%%
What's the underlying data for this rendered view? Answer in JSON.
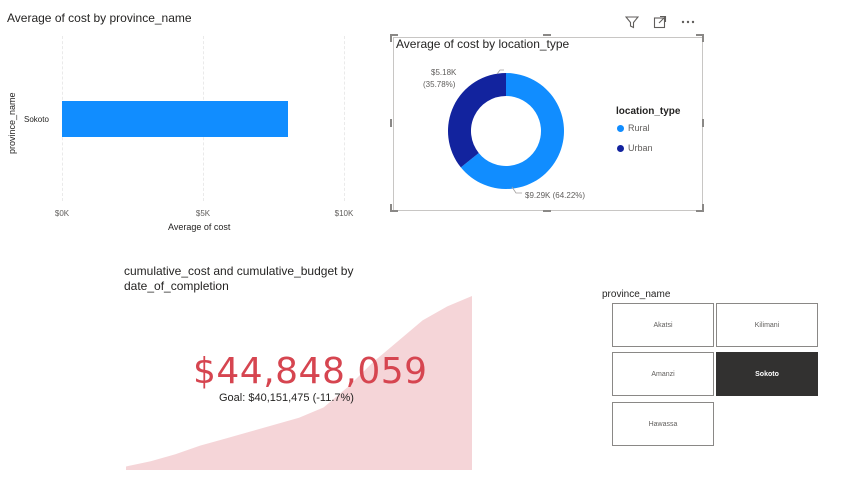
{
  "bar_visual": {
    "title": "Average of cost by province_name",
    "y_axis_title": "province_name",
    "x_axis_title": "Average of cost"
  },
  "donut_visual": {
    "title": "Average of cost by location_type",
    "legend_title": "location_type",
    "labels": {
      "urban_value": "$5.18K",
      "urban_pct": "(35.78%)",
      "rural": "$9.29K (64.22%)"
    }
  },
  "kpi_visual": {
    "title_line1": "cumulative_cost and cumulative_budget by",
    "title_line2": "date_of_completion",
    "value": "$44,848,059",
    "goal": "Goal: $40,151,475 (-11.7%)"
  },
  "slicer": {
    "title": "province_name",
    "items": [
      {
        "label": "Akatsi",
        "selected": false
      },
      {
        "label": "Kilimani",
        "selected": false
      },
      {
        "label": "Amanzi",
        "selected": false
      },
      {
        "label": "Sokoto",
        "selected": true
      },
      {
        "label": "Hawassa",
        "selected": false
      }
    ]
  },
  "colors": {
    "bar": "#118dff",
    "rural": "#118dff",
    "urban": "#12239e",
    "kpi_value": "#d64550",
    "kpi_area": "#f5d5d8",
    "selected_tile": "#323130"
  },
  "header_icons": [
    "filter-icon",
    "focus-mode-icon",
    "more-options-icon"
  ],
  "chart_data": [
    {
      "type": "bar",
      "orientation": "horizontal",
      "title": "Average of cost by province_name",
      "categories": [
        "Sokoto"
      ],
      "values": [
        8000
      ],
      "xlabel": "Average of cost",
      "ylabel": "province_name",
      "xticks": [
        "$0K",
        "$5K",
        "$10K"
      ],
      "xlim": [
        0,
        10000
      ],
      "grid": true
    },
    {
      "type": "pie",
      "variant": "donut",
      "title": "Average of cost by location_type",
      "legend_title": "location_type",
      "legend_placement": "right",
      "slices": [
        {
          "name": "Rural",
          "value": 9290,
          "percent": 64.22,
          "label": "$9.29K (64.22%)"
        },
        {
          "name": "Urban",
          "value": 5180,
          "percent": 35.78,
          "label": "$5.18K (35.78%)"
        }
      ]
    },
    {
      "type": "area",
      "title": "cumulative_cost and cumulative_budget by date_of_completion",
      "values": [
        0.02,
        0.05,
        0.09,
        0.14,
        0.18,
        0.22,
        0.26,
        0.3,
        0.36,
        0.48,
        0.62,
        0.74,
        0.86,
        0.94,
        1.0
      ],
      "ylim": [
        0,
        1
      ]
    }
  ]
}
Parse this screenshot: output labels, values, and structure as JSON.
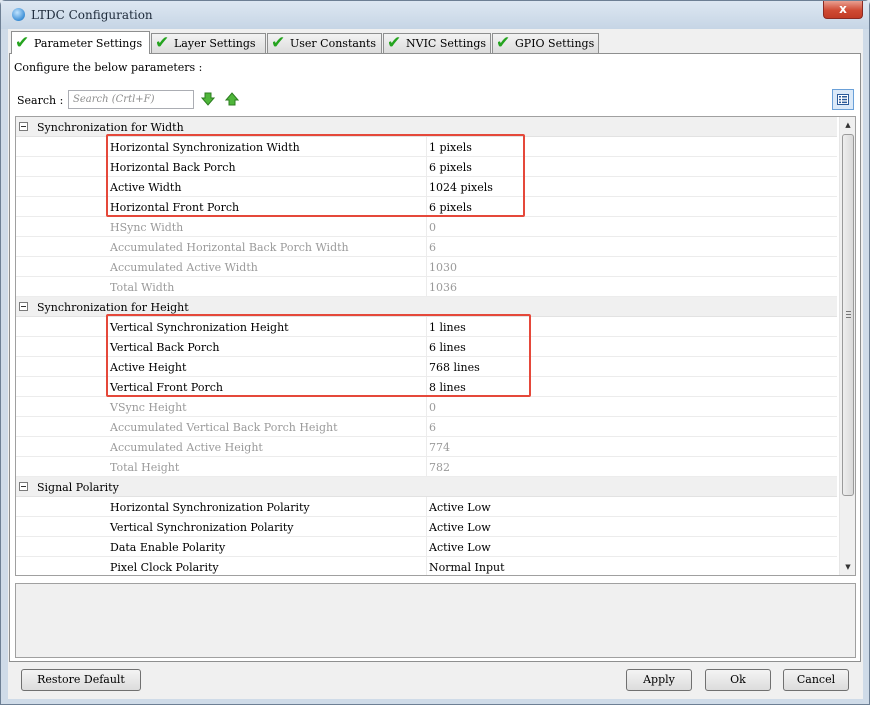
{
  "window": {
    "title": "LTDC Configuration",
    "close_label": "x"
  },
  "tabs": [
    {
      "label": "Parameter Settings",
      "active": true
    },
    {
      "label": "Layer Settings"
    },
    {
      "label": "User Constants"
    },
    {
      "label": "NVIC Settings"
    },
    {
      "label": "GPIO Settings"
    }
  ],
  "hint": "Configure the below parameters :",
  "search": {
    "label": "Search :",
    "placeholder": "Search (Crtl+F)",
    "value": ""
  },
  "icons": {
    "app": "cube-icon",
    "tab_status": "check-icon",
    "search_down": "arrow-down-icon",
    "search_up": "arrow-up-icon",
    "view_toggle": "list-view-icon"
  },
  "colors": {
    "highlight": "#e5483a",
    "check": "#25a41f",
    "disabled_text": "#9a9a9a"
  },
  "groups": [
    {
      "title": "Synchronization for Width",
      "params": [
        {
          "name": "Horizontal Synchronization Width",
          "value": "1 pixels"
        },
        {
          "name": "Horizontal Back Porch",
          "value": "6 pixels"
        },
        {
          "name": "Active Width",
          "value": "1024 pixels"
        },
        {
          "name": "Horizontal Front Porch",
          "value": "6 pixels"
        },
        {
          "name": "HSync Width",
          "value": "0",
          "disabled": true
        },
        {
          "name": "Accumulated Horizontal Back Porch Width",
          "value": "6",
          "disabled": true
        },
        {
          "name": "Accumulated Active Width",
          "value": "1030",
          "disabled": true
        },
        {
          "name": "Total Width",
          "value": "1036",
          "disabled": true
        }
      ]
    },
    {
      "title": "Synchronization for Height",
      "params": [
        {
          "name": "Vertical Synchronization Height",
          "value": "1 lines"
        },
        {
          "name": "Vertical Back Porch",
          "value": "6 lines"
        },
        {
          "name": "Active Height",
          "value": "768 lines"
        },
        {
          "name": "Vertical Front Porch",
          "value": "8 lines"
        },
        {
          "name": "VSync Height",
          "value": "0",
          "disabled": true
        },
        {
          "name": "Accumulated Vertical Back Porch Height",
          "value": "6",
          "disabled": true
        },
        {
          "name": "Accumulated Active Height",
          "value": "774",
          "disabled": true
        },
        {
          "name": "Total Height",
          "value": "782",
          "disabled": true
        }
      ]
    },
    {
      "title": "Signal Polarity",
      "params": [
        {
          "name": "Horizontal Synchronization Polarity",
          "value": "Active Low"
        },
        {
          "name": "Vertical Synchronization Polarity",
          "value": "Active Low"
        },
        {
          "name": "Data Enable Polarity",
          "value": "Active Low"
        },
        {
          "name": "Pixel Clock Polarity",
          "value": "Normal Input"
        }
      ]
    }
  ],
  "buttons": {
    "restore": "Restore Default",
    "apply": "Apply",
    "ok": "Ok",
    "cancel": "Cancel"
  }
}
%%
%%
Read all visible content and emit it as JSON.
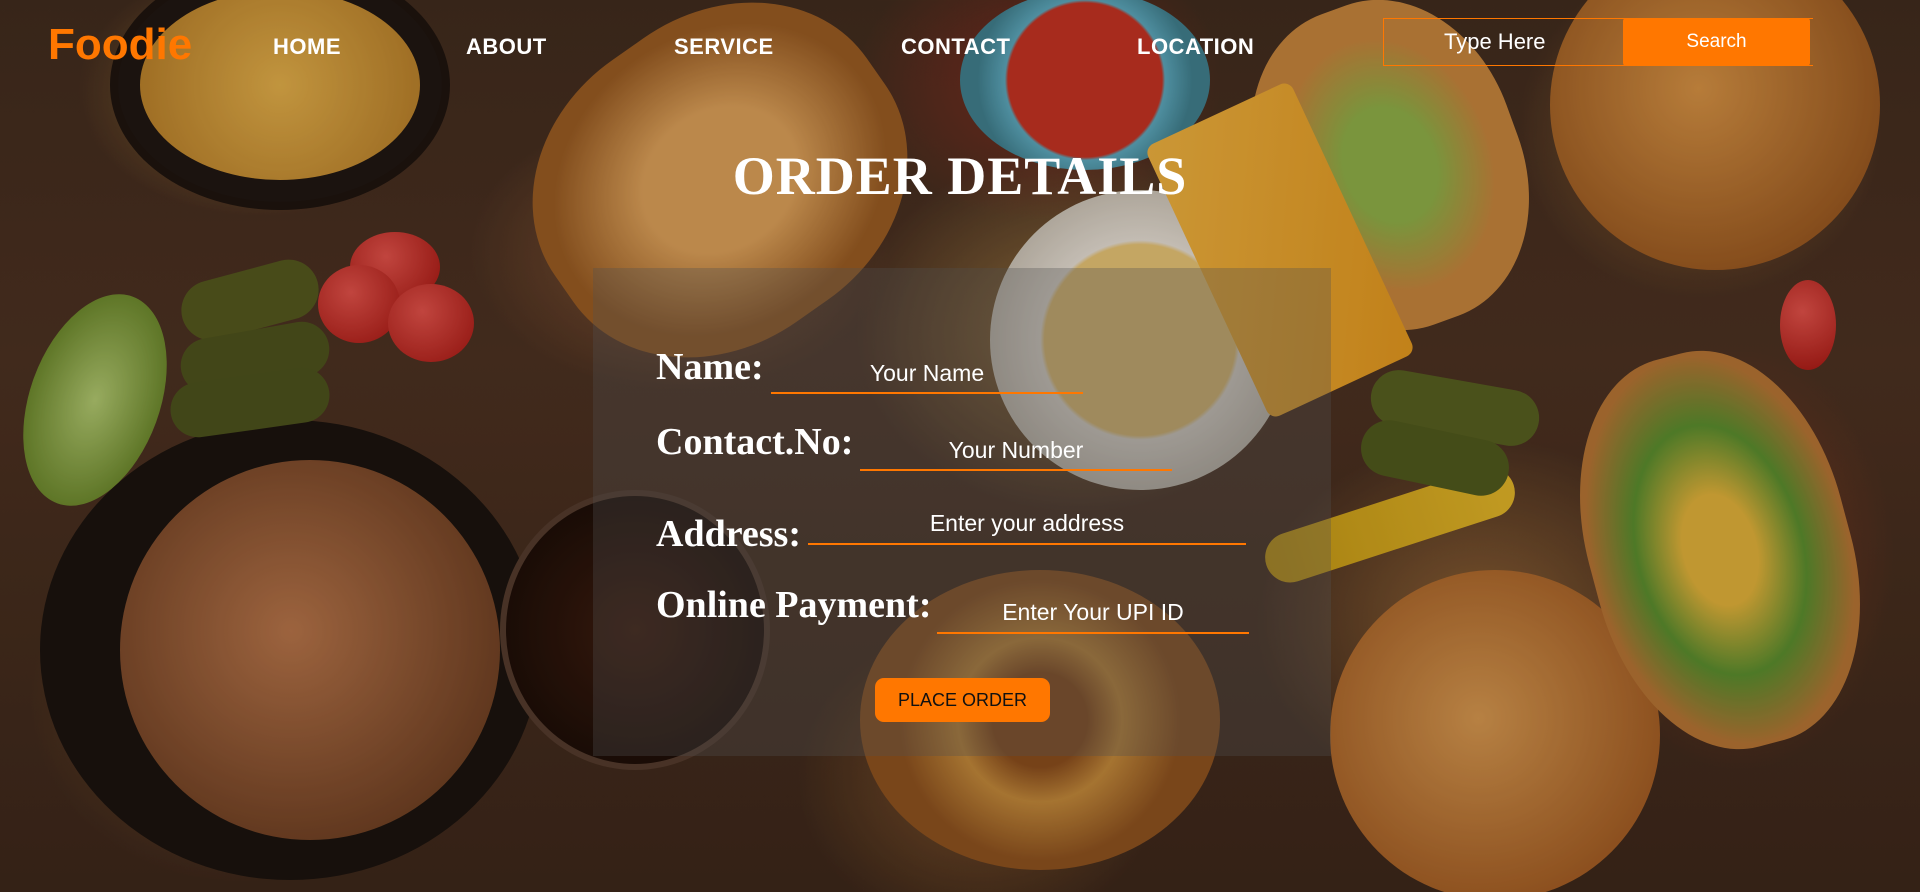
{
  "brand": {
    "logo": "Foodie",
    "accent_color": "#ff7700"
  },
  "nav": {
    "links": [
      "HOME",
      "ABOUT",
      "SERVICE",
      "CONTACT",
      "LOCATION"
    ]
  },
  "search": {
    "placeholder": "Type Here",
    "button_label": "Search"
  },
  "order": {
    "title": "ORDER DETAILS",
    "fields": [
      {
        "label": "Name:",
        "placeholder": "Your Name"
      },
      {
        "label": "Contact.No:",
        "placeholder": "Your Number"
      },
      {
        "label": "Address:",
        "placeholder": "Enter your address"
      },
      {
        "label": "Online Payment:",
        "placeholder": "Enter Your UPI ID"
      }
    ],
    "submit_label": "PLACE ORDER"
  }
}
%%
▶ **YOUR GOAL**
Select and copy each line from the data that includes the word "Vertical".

▶ **OUTPUT FOR THIS EXERCISE**
          "name": "Vertical Synchronization Height",
          "name": "Vertical Back Porch",
          "name": "Vertical Front Porch",
          "name": "Accumulated Vertical Back Porch Height",
          "name": "Vertical Synchronization Polarity",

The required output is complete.